“Removal of the sidewalk sections will be completed by staff with existing equipment. Remediation of the areas affected will use current topsoil from the leaf and yard compost and reclaimed ditching material. The budget includes funds for seed supplies to complete the work. All concrete panels removed will be sent to a local quarry for grinding at no cost. Total internal costs for staff and equipment are estimated at $13,200,” read the report to council.
The report said that all of the sections of sidewalk proposed for removal do not meet current AODA requirements as they are narrower than the required 1.5 metres in width.
“Further, all sections are considered part of the “non-winter maintenance” sidewalk inventory. Most sections are on dead ends or are not continuous along the entire road section and do not provide overall connectivity and, therefore, removal is not contradicting the Official Plan. All of the sections have significant cracking, breaking, missing or lifting panels and would be considered beyond repair. The state of these sections of sidewalk create significant potential liability concerns given the opportunity for trips and falls due to the poor condition,” noted the report. “A significant number of the sections do not comply with the current municipal engineering standards which direct sidewalks on the South or East side of road sections to allow better sun exposure to assist with winter maintenance efforts.”
The pending changes to the provincially mandated minimum maintenance standards will require the Municipality to service all sidewalks within a 48-hour period, so the lack of appropriate width on the sidewalks identified for removal does not provide an ability for the sidewalk snow clearing equipment to perform these operations.
“As well, the additional sidewalk (1,400 meters) would create operational challenges in meeting the 48-hour requirement which may force the Municipality to purchase a second machine and/or hire additional staff for extra shifts,” suggested the report.
One of the sidewalks identified in the report as meriting removal should also be replaced, so that sidewalk will remain in place for the time being.
“The Pearson Street sidewalk (214 metres) should be removed, but permanent removal would conflict with the Official Plan requirements.
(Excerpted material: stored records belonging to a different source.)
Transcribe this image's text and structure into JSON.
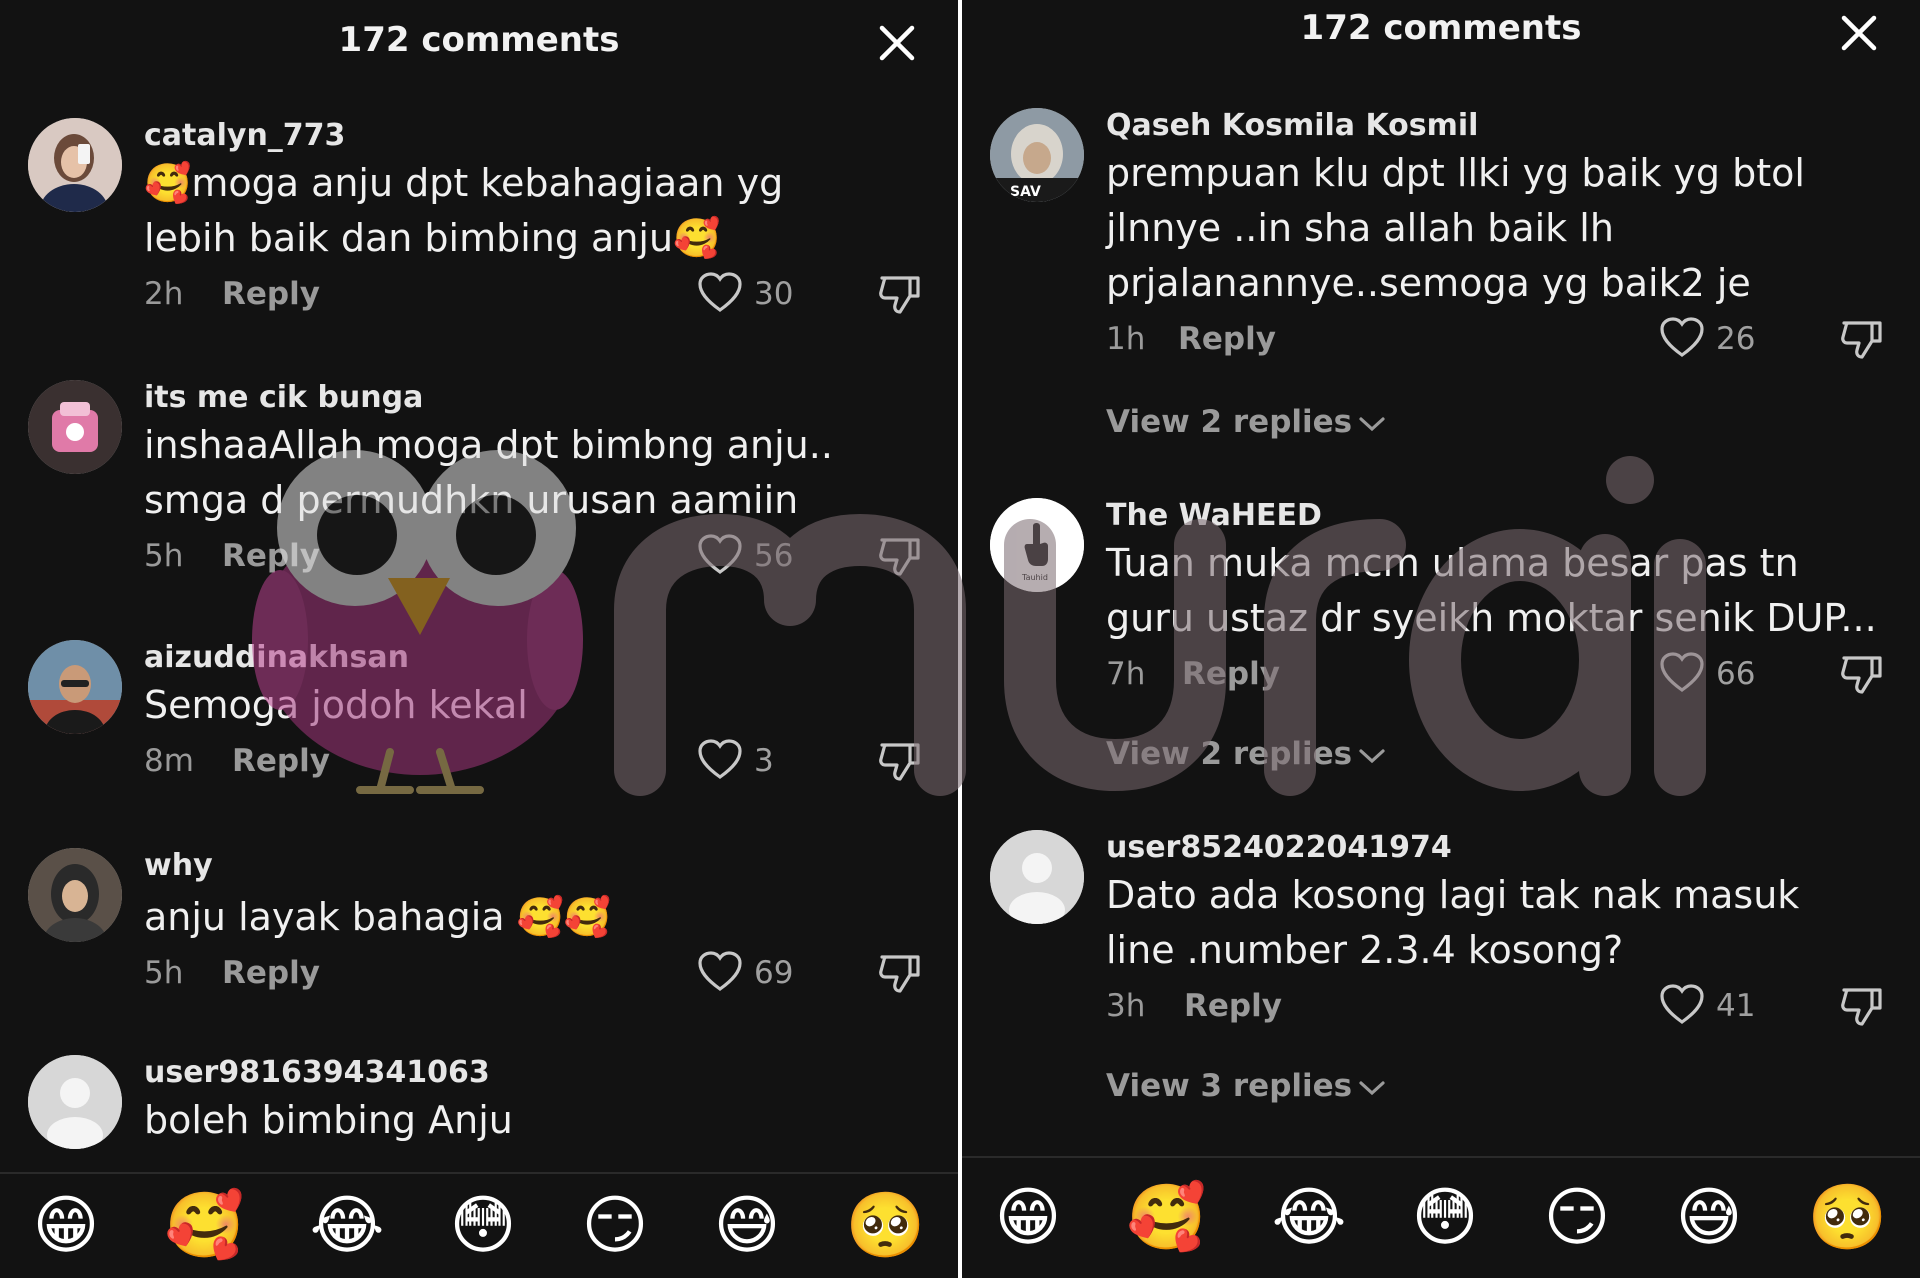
{
  "left_panel": {
    "title": "172 comments",
    "comments": [
      {
        "user": "catalyn_773",
        "text": "🥰moga anju dpt kebahagiaan yg lebih baik dan bimbing anju🥰",
        "time": "2h",
        "reply": "Reply",
        "likes": "30"
      },
      {
        "user": "its me cik bunga",
        "text": "inshaaAllah moga dpt bimbng anju.. smga d permudhkn urusan aamiin",
        "time": "5h",
        "reply": "Reply",
        "likes": "56"
      },
      {
        "user": "aizuddinakhsan",
        "text": "Semoga jodoh kekal",
        "time": "8m",
        "reply": "Reply",
        "likes": "3"
      },
      {
        "user": "why",
        "text": "anju layak bahagia 🥰🥰",
        "time": "5h",
        "reply": "Reply",
        "likes": "69"
      },
      {
        "user": "user9816394341063",
        "text": "boleh bimbing Anju"
      }
    ],
    "emojis": [
      "😁",
      "🥰",
      "😂",
      "😳",
      "😏",
      "😅",
      "🥺"
    ]
  },
  "right_panel": {
    "title": "172 comments",
    "comments": [
      {
        "user": "Qaseh Kosmila Kosmil",
        "text": "prempuan klu dpt llki yg baik yg btol jlnnye ..in sha allah baik lh prjalanannye..semoga yg baik2 je",
        "time": "1h",
        "reply": "Reply",
        "likes": "26",
        "view_replies": "View 2 replies"
      },
      {
        "user": "The WaHEED",
        "text": "Tuan muka mcm ulama besar pas tn guru ustaz dr syeikh moktar senik DUP...",
        "time": "7h",
        "reply": "Reply",
        "likes": "66",
        "view_replies": "View 2 replies"
      },
      {
        "user": "user8524022041974",
        "text": "Dato ada kosong lagi tak nak masuk line .number 2.3.4 kosong?",
        "time": "3h",
        "reply": "Reply",
        "likes": "41",
        "view_replies": "View 3 replies"
      }
    ],
    "emojis": [
      "😁",
      "🥰",
      "😂",
      "😳",
      "😏",
      "😅",
      "🥺"
    ]
  },
  "watermark": "murai",
  "avatar_badges": {
    "qaseh": "SAV",
    "waheed": "Tauhid"
  },
  "icons": {
    "close": "close-icon",
    "like": "heart-outline-icon",
    "dislike": "thumbs-down-icon",
    "chevron": "chevron-down-icon"
  }
}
As such, this section will be left until a capital project is included in a future budget,” suggested the report.
The report notes that the Pearson Street sidewalk would need to be relocated to the other side of the street to comply with municipal engineering standards. To do so would require the installation of storm sewer services at a cost estimated at more than $100,000.
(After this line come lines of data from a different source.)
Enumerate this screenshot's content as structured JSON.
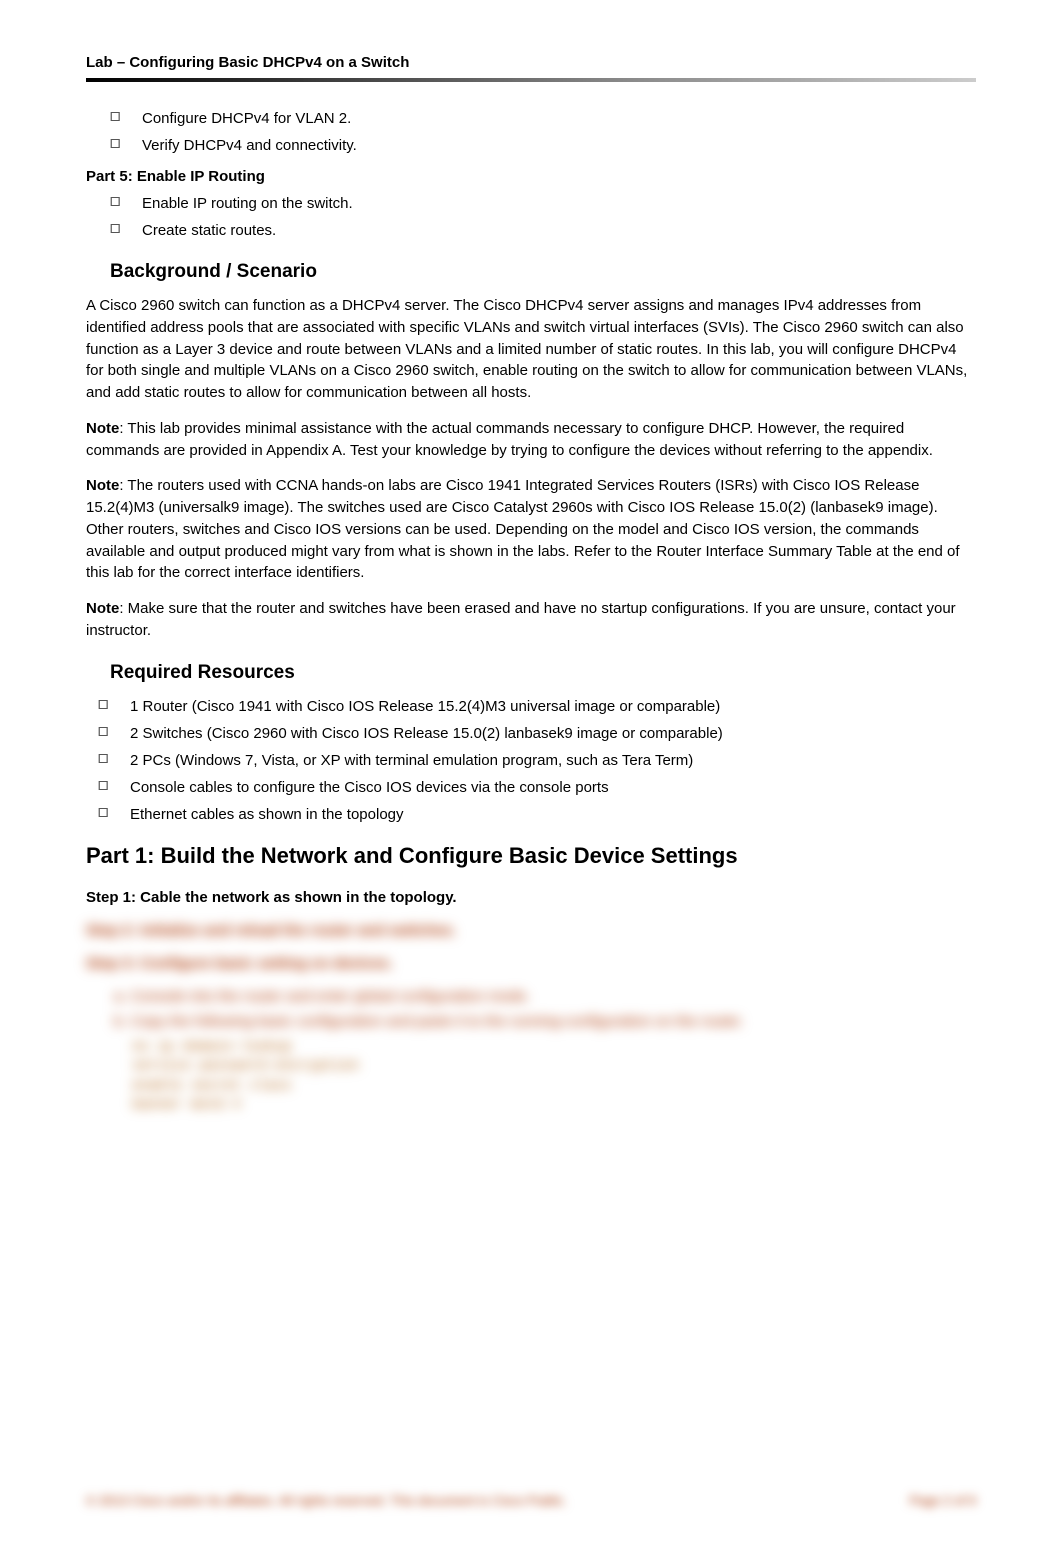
{
  "header": {
    "title": "Lab – Configuring Basic DHCPv4 on a Switch"
  },
  "top_bullets": [
    "Configure DHCPv4 for VLAN 2.",
    "Verify DHCPv4 and connectivity."
  ],
  "part5": {
    "title": "Part 5: Enable IP Routing",
    "bullets": [
      "Enable IP routing on the switch.",
      "Create static routes."
    ]
  },
  "background": {
    "title": "Background / Scenario",
    "paragraphs": [
      "A Cisco 2960 switch can function as a DHCPv4 server. The Cisco DHCPv4 server assigns and manages IPv4 addresses from identified address pools that are associated with specific VLANs and switch virtual interfaces (SVIs). The Cisco 2960 switch can also function as a Layer 3 device and route between VLANs and a limited number of static routes. In this lab, you will configure DHCPv4 for both single and multiple VLANs on a Cisco 2960 switch, enable routing on the switch to allow for communication between VLANs, and add static routes to allow for communication between all hosts."
    ],
    "note1_label": "Note",
    "note1_text": ": This lab provides minimal assistance with the actual commands necessary to configure DHCP. However, the required commands are provided in Appendix A. Test your knowledge by trying to configure the devices without referring to the appendix.",
    "note2_label": "Note",
    "note2_text": ": The routers used with CCNA hands-on labs are Cisco 1941 Integrated Services Routers (ISRs) with Cisco IOS Release 15.2(4)M3 (universalk9 image). The switches used are Cisco Catalyst 2960s with Cisco IOS Release 15.0(2) (lanbasek9 image). Other routers, switches and Cisco IOS versions can be used. Depending on the model and Cisco IOS version, the commands available and output produced might vary from what is shown in the labs. Refer to the Router Interface Summary Table at the end of this lab for the correct interface identifiers.",
    "note3_label": "Note",
    "note3_text": ": Make sure that the router and switches have been erased and have no startup configurations. If you are unsure, contact your instructor."
  },
  "resources": {
    "title": "Required Resources",
    "bullets": [
      "1 Router (Cisco 1941 with Cisco IOS Release 15.2(4)M3 universal image or comparable)",
      "2 Switches (Cisco 2960 with Cisco IOS Release 15.0(2) lanbasek9 image or comparable)",
      "2 PCs (Windows 7, Vista, or XP with terminal emulation program, such as Tera Term)",
      "Console cables to configure the Cisco IOS devices via the console ports",
      "Ethernet cables as shown in the topology"
    ]
  },
  "part1": {
    "title": "Part 1:   Build the Network and Configure Basic Device Settings",
    "step1": "Step 1:   Cable the network as shown in the topology."
  },
  "blurred": {
    "step2": "Step 2:   Initialize and reload the router and switches.",
    "step3": "Step 3:   Configure basic setting on devices.",
    "letter_a": "a.   Console into the router and enter global configuration mode.",
    "letter_b": "b.   Copy the following basic configuration and paste it to the running-configuration on the router.",
    "code_lines": [
      "no ip domain-lookup",
      "service password-encryption",
      "enable secret class",
      "banner motd #"
    ]
  },
  "footer": {
    "left": "© 2013 Cisco and/or its affiliates. All rights reserved. This document is Cisco Public.",
    "right": "Page 2 of 9"
  }
}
“Given the road is a rural cross-section without curb and gutter there is no need for storm sewer. Staff will include the sidewalk removal and reconstruction on the existing side of the street at an estimated cost of $30,000 in the draft 2018 capital budget recognizing this is a deviation from current standards,” suggested the report.
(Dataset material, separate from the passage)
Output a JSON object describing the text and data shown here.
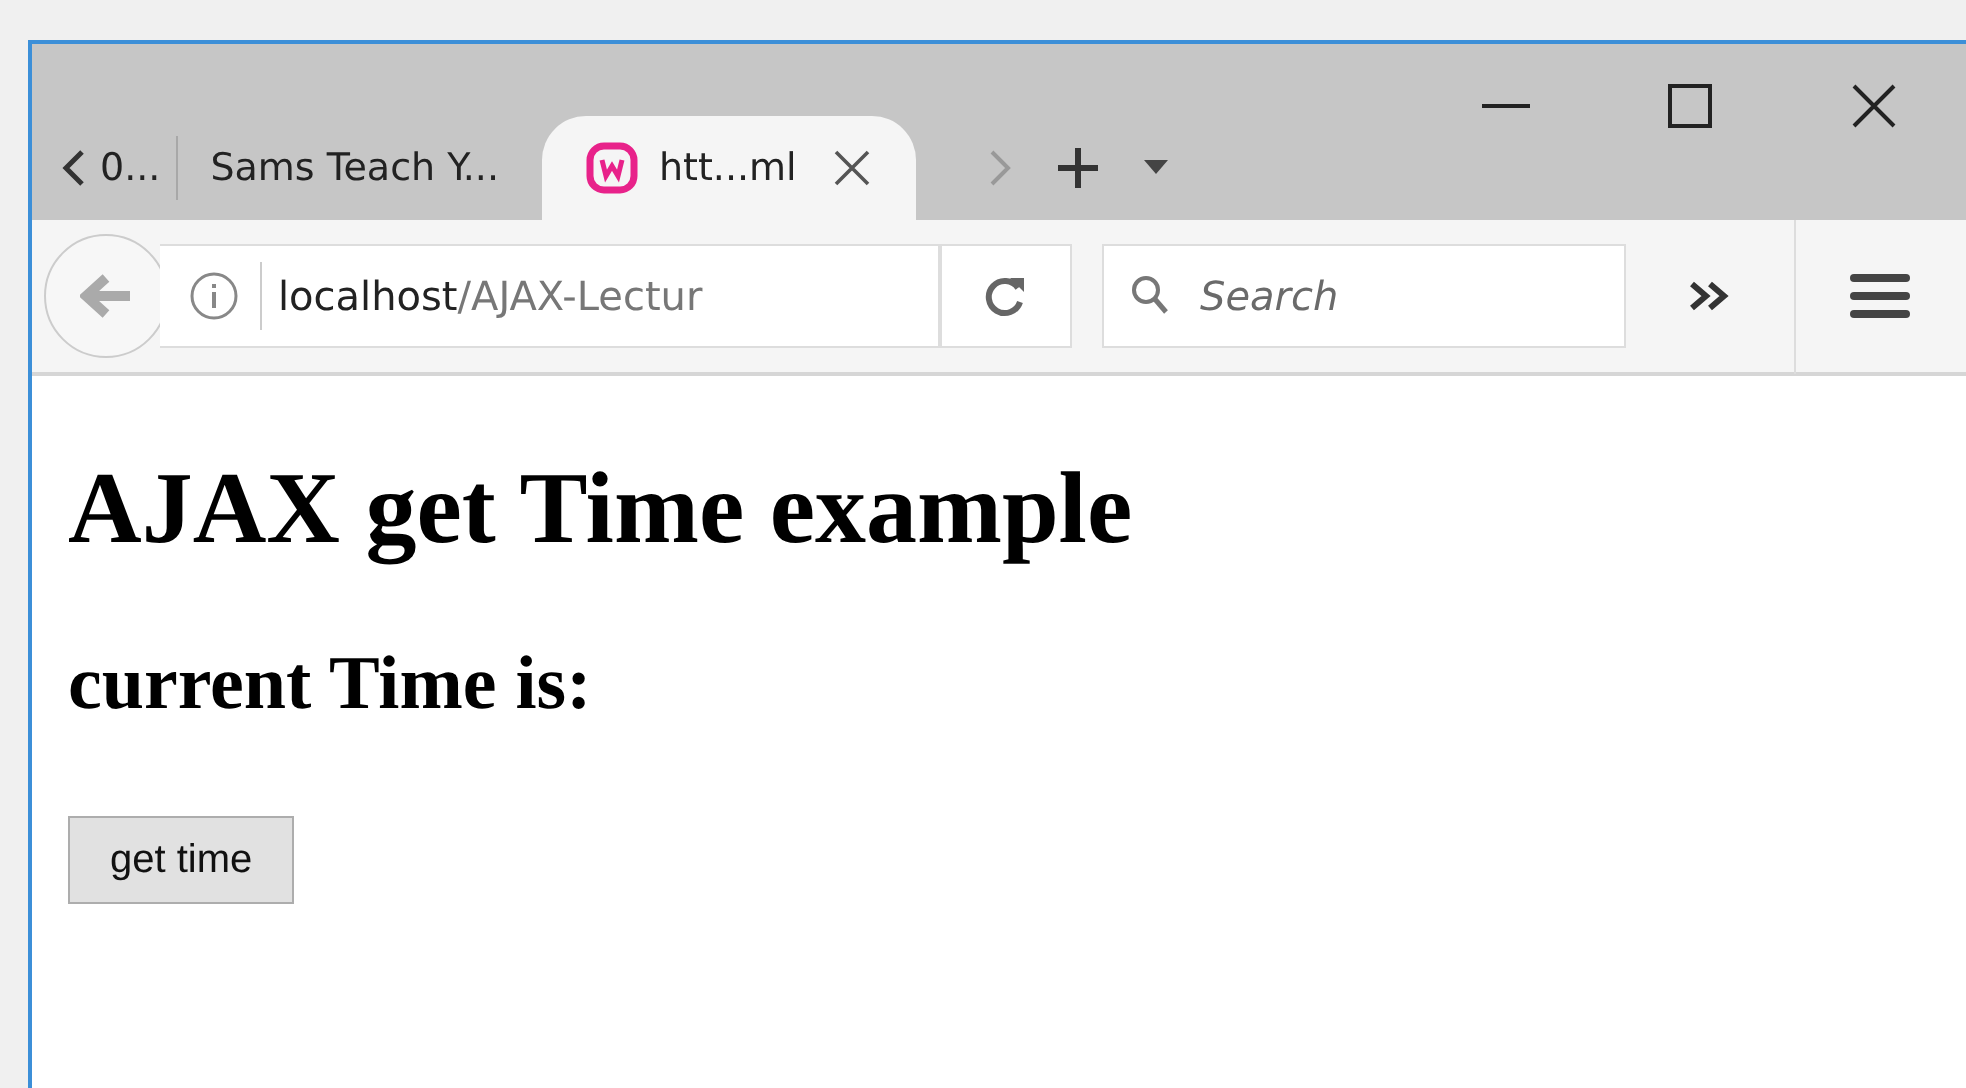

Other sections of sidewalk on Margaret, Union, Nelson, and Collingwood streets could also be replaced in future as road reconstruction is undertaken.
“At this time, however, the sidewalk should not be replaced given the road is not currently constructed to an urban standard and future works would effectively mean the sidewalk would be demolished given it would not be in the correct location within the road allowance,” read the report.
Council gave initial approval to the proposal at their May 8 meeting, and they are expected to give final approval at their May 29 meeting, after which a letter will be issued to affected property owners to inform them of the upcoming sidewalk removals.
To see photos and locations of the 15 sections of sidewalks to be removed, pick up this week's print edition of the Meaford Indepdendent.